Spread The Word To End The Word?

Lucy and Kali, students at the University of Florida, were friendly enough when I approached their table display that included a petition and t-shirts & stickers, which read, Ban The ‘R’ Word” andSpread The Word To End The Word.” The word in their crosshairs was the word, “retarded.” I was on their campus with Created Equal’s week long Justice Ride to Florida universities for the purpose of engaging students like Lucy and Kali on the subject of abortion.

They seemed pleased when I showed interest by asking, “Can you tell me about your campaign?” Elaborating on the pain inflicted by the use of the hurtful “R word”, they spoke of their goal to convince the world to stop using it, recommending the more sensitive label, “intellectually disabled.” After listening carefully to their concern and asking clarifying questions, I offered that I was the father of a daughter who is, as they say, “intellectually disabled.” This seemed to buy me a good deal of credibility so I took the opportunity to explain that I had come to their campus to express a similar burden; namely, that we as a society actually kill “intellectually disabled” persons (and others) by abortion.

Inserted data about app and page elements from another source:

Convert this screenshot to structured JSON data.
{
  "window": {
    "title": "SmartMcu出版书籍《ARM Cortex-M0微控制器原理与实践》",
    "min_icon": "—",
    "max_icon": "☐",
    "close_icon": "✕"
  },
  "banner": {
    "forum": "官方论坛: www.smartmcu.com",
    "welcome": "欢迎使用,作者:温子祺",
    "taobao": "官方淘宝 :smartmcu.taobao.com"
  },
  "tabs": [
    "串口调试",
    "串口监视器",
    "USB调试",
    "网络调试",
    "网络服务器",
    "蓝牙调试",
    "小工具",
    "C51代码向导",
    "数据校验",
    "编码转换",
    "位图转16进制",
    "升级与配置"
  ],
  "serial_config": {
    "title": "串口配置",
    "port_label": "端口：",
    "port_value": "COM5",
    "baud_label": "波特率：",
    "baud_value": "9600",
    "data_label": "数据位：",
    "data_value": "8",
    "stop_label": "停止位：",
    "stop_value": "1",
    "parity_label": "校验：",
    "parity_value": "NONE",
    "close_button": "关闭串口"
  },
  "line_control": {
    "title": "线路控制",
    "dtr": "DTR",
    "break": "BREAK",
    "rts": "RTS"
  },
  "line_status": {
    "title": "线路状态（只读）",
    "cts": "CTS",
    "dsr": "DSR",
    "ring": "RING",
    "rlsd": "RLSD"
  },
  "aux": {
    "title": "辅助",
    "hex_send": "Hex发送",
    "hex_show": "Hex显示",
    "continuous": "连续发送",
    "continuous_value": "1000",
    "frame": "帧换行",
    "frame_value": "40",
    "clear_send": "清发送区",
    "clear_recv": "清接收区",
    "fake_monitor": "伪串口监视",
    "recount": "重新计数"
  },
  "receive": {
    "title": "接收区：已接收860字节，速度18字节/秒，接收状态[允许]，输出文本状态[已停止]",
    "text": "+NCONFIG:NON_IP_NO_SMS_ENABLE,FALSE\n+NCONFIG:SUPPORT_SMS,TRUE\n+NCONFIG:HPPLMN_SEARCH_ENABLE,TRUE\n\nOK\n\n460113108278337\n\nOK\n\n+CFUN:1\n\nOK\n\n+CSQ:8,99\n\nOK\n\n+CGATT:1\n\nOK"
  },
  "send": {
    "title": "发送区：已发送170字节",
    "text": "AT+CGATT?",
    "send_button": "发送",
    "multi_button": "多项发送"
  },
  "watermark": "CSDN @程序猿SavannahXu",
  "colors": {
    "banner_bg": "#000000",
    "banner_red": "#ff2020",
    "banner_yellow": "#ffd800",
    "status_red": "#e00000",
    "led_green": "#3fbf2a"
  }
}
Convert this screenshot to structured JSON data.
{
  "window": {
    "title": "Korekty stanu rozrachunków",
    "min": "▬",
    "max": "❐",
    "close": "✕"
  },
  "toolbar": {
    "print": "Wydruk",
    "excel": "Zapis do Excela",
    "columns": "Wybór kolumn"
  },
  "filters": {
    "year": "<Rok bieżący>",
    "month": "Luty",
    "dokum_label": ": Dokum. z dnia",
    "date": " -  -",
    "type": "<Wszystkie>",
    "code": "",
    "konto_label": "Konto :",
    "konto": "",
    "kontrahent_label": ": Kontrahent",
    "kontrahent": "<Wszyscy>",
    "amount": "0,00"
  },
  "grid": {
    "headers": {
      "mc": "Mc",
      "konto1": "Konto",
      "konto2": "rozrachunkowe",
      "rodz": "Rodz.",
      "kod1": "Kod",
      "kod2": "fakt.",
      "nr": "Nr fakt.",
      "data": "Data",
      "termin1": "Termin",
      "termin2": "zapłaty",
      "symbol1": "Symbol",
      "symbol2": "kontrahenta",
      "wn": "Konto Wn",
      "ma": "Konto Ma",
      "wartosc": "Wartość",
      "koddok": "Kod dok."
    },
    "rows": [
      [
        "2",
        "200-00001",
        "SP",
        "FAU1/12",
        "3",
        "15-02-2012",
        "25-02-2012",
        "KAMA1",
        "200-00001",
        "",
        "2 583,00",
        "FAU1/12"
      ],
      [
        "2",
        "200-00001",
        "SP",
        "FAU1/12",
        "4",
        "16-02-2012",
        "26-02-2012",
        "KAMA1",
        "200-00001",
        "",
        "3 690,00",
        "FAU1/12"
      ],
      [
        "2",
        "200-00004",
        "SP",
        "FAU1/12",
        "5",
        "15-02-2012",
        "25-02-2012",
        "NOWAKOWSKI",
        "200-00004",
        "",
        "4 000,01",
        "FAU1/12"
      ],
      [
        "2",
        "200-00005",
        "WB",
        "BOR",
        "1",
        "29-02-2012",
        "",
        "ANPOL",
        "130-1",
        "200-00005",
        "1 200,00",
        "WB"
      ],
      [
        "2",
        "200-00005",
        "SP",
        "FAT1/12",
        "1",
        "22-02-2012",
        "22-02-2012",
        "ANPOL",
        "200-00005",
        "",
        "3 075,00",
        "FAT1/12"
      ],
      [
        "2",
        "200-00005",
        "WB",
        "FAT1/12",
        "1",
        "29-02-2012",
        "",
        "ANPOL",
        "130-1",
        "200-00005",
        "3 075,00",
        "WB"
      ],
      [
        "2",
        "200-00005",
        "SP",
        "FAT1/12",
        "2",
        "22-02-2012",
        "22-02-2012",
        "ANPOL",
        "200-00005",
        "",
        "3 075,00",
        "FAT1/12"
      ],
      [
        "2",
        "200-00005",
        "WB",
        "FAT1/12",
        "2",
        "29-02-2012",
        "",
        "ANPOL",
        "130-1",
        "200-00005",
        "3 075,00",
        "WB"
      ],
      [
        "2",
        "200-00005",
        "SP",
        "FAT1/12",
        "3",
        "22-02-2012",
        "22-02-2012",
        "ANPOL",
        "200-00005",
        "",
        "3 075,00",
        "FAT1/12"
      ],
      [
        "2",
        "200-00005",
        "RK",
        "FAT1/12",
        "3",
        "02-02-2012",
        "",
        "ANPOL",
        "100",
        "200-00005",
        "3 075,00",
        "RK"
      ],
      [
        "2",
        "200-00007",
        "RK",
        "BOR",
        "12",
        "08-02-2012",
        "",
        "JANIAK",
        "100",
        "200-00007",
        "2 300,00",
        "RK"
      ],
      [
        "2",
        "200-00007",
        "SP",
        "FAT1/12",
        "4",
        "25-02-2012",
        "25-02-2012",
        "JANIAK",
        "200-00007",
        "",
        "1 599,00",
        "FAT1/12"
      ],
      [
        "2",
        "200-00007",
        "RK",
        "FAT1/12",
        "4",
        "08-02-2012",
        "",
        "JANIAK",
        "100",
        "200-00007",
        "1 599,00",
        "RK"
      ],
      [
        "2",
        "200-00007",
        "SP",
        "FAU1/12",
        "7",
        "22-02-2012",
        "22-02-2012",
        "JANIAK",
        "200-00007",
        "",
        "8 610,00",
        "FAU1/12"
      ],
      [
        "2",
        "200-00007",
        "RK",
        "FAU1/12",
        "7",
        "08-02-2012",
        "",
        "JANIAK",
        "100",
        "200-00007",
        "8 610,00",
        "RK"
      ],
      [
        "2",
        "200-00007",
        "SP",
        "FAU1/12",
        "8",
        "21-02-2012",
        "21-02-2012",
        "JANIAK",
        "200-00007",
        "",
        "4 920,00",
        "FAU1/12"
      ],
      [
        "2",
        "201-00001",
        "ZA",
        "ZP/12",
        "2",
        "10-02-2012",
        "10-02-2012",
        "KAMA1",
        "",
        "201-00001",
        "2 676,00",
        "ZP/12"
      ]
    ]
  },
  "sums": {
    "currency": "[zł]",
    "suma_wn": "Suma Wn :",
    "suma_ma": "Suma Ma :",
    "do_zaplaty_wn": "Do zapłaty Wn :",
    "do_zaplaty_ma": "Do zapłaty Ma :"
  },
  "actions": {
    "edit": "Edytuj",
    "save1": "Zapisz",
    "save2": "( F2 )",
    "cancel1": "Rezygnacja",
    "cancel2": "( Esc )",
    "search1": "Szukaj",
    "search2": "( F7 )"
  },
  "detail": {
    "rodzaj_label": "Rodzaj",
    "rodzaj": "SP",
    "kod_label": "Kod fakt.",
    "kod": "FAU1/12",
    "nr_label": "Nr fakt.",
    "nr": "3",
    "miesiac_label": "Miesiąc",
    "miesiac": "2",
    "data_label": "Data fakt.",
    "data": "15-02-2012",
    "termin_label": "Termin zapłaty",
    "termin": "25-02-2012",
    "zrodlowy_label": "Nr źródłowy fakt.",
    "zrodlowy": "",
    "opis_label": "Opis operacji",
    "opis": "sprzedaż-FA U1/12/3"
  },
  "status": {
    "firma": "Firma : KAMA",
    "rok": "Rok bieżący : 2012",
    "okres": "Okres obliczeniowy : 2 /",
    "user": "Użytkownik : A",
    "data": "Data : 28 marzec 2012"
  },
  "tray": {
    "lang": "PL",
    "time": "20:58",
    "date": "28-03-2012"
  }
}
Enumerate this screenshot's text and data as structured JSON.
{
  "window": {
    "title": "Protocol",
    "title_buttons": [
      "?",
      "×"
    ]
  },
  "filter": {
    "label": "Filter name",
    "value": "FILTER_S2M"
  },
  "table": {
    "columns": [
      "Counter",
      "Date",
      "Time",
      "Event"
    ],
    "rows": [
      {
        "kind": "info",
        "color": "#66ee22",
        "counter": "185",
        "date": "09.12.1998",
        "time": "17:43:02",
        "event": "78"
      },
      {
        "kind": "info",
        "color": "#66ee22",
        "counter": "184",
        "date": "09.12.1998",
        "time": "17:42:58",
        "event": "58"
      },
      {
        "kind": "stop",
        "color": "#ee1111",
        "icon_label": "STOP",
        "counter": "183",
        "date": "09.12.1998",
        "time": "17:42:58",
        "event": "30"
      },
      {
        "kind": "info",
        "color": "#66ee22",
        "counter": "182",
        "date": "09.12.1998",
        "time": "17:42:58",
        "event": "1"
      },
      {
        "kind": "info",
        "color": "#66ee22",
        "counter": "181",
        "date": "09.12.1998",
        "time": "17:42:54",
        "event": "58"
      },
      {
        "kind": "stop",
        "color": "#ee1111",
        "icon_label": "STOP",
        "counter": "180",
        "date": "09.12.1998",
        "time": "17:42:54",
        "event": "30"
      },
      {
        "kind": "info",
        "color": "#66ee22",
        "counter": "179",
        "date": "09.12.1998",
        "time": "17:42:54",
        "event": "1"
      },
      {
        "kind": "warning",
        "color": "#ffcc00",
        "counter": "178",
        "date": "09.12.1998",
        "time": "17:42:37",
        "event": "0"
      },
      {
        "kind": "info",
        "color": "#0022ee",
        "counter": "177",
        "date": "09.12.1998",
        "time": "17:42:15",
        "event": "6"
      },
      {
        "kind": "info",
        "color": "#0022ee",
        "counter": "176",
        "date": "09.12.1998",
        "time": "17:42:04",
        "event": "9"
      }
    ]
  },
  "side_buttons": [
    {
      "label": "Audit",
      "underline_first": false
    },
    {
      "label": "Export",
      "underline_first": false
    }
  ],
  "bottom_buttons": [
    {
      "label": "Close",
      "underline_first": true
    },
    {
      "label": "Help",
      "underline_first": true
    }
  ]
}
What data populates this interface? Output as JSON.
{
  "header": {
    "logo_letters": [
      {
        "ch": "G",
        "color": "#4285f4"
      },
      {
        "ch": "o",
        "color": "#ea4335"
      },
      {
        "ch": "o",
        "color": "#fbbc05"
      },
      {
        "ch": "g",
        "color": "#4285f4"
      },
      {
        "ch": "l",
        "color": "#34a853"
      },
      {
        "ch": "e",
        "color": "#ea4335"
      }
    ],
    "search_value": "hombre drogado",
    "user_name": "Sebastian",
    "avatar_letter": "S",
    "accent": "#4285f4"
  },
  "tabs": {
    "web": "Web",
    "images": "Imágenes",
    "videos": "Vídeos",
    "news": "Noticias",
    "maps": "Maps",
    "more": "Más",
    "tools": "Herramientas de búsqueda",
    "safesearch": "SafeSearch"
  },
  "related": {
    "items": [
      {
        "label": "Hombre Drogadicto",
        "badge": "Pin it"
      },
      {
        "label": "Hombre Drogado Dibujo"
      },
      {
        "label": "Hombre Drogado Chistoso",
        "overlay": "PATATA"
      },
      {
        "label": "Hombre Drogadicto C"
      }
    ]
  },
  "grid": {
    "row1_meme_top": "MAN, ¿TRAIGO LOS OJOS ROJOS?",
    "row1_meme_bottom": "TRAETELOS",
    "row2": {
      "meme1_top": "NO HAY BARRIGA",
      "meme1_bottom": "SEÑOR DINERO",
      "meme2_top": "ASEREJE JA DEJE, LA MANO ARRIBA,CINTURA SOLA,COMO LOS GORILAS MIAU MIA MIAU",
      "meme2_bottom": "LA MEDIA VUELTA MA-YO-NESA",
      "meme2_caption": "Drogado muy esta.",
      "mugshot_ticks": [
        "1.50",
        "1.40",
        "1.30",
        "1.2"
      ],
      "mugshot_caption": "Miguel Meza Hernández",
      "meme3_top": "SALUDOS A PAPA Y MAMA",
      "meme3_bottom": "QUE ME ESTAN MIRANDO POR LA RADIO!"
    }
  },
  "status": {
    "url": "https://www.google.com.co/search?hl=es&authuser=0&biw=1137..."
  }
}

As we spoke I discovered that they considered themselves “pro-choice” and that they supported the practice of aborting the very people they want to protect from name-calling. This wasn’t a big surprise since this kind of moral confusion is widespread on college campuses. As noted English journalist, Malcolm Muggeridge, once quipped, “We have educated ourselves into imbecility.” I don’t quote him here to be unkind. Lucy and Kali were gentle-spirited and otherwise bright young ladies. Yet here they were, justifying the legalized killing of the very people they were hoping to shield from offensive words.

We spoke for nearly 30 minutes during which time I attempted to help expand the borders of their compassion by focusing on the nature of the preborn and the question, “What makes humans valuable?” At one point I referenced the children’s rhyme, “Sticks and stones may break my bones, but words will never hurt me.” To the delight of these young crusaders, I pointed out that this rhyme ignores the fact that some words do hurt, and badly. But I also pointed out what should be obvious to all; “sticks and stones” can impose an even greater injustice, especially when the “sticks and stones” represent the abortionist’s suction machine, causing a child’s death.

As I continued to make my case and to respond to their objections Kali eventually ran out of arguments and conveniently found another passerby to speak with, leaving me with Lucy, who was more open. The longer we spoke the more uncomfortable she became. I got the distinct impression that she was hearing the case for life for the first time and was realizing the inconsistency of her position – a position that condemned calling people names just because they have an intellectual disability but at the same time defended brutally killing them for the same reason.

Lucy finally conceded that her position was inconsistent, but stated defiantly, “And I’m OK with that.” But it was clear that Lucy was not OK with it. She was visibly troubled by her contradictory view and it appeared her heart was being changed. As Christian apologist, Greg Koukl, wisely points out, “Arguments are not generally won on the spot.” Indeed, human pride is a thick wall that often takes time to come down. Lucy just needed some time. As we ended the conversation I thanked her for the cordial conversation and encouraged her to give more thought to my challenge. She promised she would.

Mike Spencer